Lebanon spy suspect held in Cyprus admits Hezbollah ties
NICOSIA – Agence France-Presse
AP photoA Lebanese man on trial in Cyprus on charges of spying and planning attacks on Israeli targets has admitted belonging to Lebanon's militant group Hezbollah, media reported on Thursday.
Arrested in the port city of Limassol in July last year, Hossam Taleb Yaacoub faces eight charges, including of conspiracy to commit a crime and of participating in a criminal organisation.
He denied planning any attack when his testimony was read out at the Limassol criminal court on Wednesday, but admitted to being a member of Hezbollah for the past four years, while insisting that he worked solely for the group's political branch, the Cyprus Mail reported.
The defendant, who has dual Lebanese and Swedish nationalities, said he received orders from a masked Hezbollah operative called Ayman and was told to stake out hotels on the holiday island frequented by Israelis, including in Limassol and Ayia Napa.

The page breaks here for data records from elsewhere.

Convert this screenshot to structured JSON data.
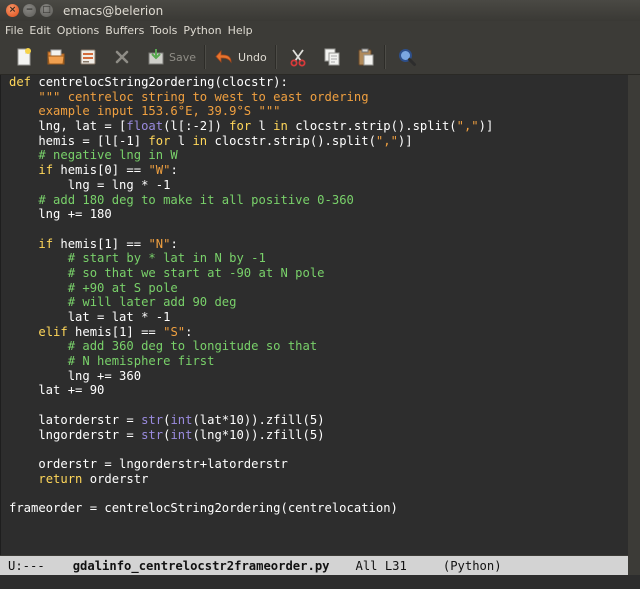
{
  "window": {
    "title": "emacs@belerion"
  },
  "menu": [
    "File",
    "Edit",
    "Options",
    "Buffers",
    "Tools",
    "Python",
    "Help"
  ],
  "toolbar": {
    "save_label": "Save",
    "undo_label": "Undo"
  },
  "code_lines": [
    [
      [
        "kw",
        "def "
      ],
      [
        "fn",
        "centrelocString2ordering(clocstr):"
      ]
    ],
    [
      [
        "",
        "    "
      ],
      [
        "str",
        "\"\"\" centreloc string to west to east ordering"
      ]
    ],
    [
      [
        "",
        "    "
      ],
      [
        "str",
        "example input 153.6°E, 39.9°S \"\"\""
      ]
    ],
    [
      [
        "",
        "    lng, lat = ["
      ],
      [
        "bi",
        "float"
      ],
      [
        "",
        "(l[:-2]) "
      ],
      [
        "kw",
        "for"
      ],
      [
        "",
        " l "
      ],
      [
        "kw",
        "in"
      ],
      [
        "",
        " clocstr.strip().split("
      ],
      [
        "str",
        "\",\""
      ],
      [
        "",
        ")]"
      ]
    ],
    [
      [
        "",
        "    hemis = [l[-1] "
      ],
      [
        "kw",
        "for"
      ],
      [
        "",
        " l "
      ],
      [
        "kw",
        "in"
      ],
      [
        "",
        " clocstr.strip().split("
      ],
      [
        "str",
        "\",\""
      ],
      [
        "",
        ")]"
      ]
    ],
    [
      [
        "",
        "    "
      ],
      [
        "com",
        "# negative lng in W"
      ]
    ],
    [
      [
        "",
        "    "
      ],
      [
        "kw",
        "if"
      ],
      [
        "",
        " hemis[0] == "
      ],
      [
        "str",
        "\"W\""
      ],
      [
        "",
        ":"
      ]
    ],
    [
      [
        "",
        "        lng = lng * -1"
      ]
    ],
    [
      [
        "",
        "    "
      ],
      [
        "com",
        "# add 180 deg to make it all positive 0-360"
      ]
    ],
    [
      [
        "",
        "    lng += 180"
      ]
    ],
    [
      [
        "",
        ""
      ]
    ],
    [
      [
        "",
        "    "
      ],
      [
        "kw",
        "if"
      ],
      [
        "",
        " hemis[1] == "
      ],
      [
        "str",
        "\"N\""
      ],
      [
        "",
        ":"
      ]
    ],
    [
      [
        "",
        "        "
      ],
      [
        "com",
        "# start by * lat in N by -1"
      ]
    ],
    [
      [
        "",
        "        "
      ],
      [
        "com",
        "# so that we start at -90 at N pole"
      ]
    ],
    [
      [
        "",
        "        "
      ],
      [
        "com",
        "# +90 at S pole"
      ]
    ],
    [
      [
        "",
        "        "
      ],
      [
        "com",
        "# will later add 90 deg"
      ]
    ],
    [
      [
        "",
        "        lat = lat * -1"
      ]
    ],
    [
      [
        "",
        "    "
      ],
      [
        "kw",
        "elif"
      ],
      [
        "",
        " hemis[1] == "
      ],
      [
        "str",
        "\"S\""
      ],
      [
        "",
        ":"
      ]
    ],
    [
      [
        "",
        "        "
      ],
      [
        "com",
        "# add 360 deg to longitude so that"
      ]
    ],
    [
      [
        "",
        "        "
      ],
      [
        "com",
        "# N hemisphere first"
      ]
    ],
    [
      [
        "",
        "        lng += 360"
      ]
    ],
    [
      [
        "",
        "    lat += 90"
      ]
    ],
    [
      [
        "",
        ""
      ]
    ],
    [
      [
        "",
        "    latorderstr = "
      ],
      [
        "bi",
        "str"
      ],
      [
        "",
        "("
      ],
      [
        "bi",
        "int"
      ],
      [
        "",
        "(lat*10)).zfill(5)"
      ]
    ],
    [
      [
        "",
        "    lngorderstr = "
      ],
      [
        "bi",
        "str"
      ],
      [
        "",
        "("
      ],
      [
        "bi",
        "int"
      ],
      [
        "",
        "(lng*10)).zfill(5)"
      ]
    ],
    [
      [
        "",
        ""
      ]
    ],
    [
      [
        "",
        "    orderstr = lngorderstr+latorderstr"
      ]
    ],
    [
      [
        "",
        "    "
      ],
      [
        "kw",
        "return"
      ],
      [
        "",
        " orderstr"
      ]
    ],
    [
      [
        "",
        ""
      ]
    ],
    [
      [
        "",
        "frameorder = centrelocString2ordering(centrelocation)"
      ]
    ]
  ],
  "modeline": {
    "status": "U:---",
    "filename": "gdalinfo_centrelocstr2frameorder.py",
    "position": "All L31",
    "mode": "(Python)"
  }
}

Cyprus police have refused to comment publicly on the case, describing it as a "sensitive political issue".
Shortly after Yaacoub's arrest, five Israeli tourists and their Bulgarian driver were killed in a bus bombing at an airport in Bulgaria, the deadliest attack on Israelis abroad since 2004, which Israel blamed on Iran and its Lebanese ally Hezbollah.
At Wednesday's court hearing, Yaacoub was unable to answer questions about a red notebook containing the registration numbers of tourist buses that he had with him at the time of his arrest.
He said he had received weapons and acted as a courier for Hezbollah in Europe, delivering packages whose contents he said he was unaware of, to the French city of Lyon and to Amsterdam, and to Antalya in southwest Turkey.
"I never wanted to hurt anyone, I have no affiliation with terrorism and I am not a member of a terrorist or criminal organisation," Yaacoub said in his testimony.
His trial is set to continue on Thursday.
Officials have said there is no evidence directly linking Yaacoub with the Bulgaria attack, despite remarks in July by Cypriot Justice Minister Loucas Louca who said there were similarities between his behaviour and that of the Burgas bomber.
Cyprus is a popular tourist destination for Israelis, nearly 40,000 of whom visited last year.
The island saw attacks against Israeli interests in the late 1970s and early 1980s, but since then it has been viewed as a relative regional safe haven, and neutral ground for unofficial Middle East peace contacts.
Ties between Israel and Cyprus have strengthened in recent years, with the two countries discussing the joint development of offshore gas discoveries.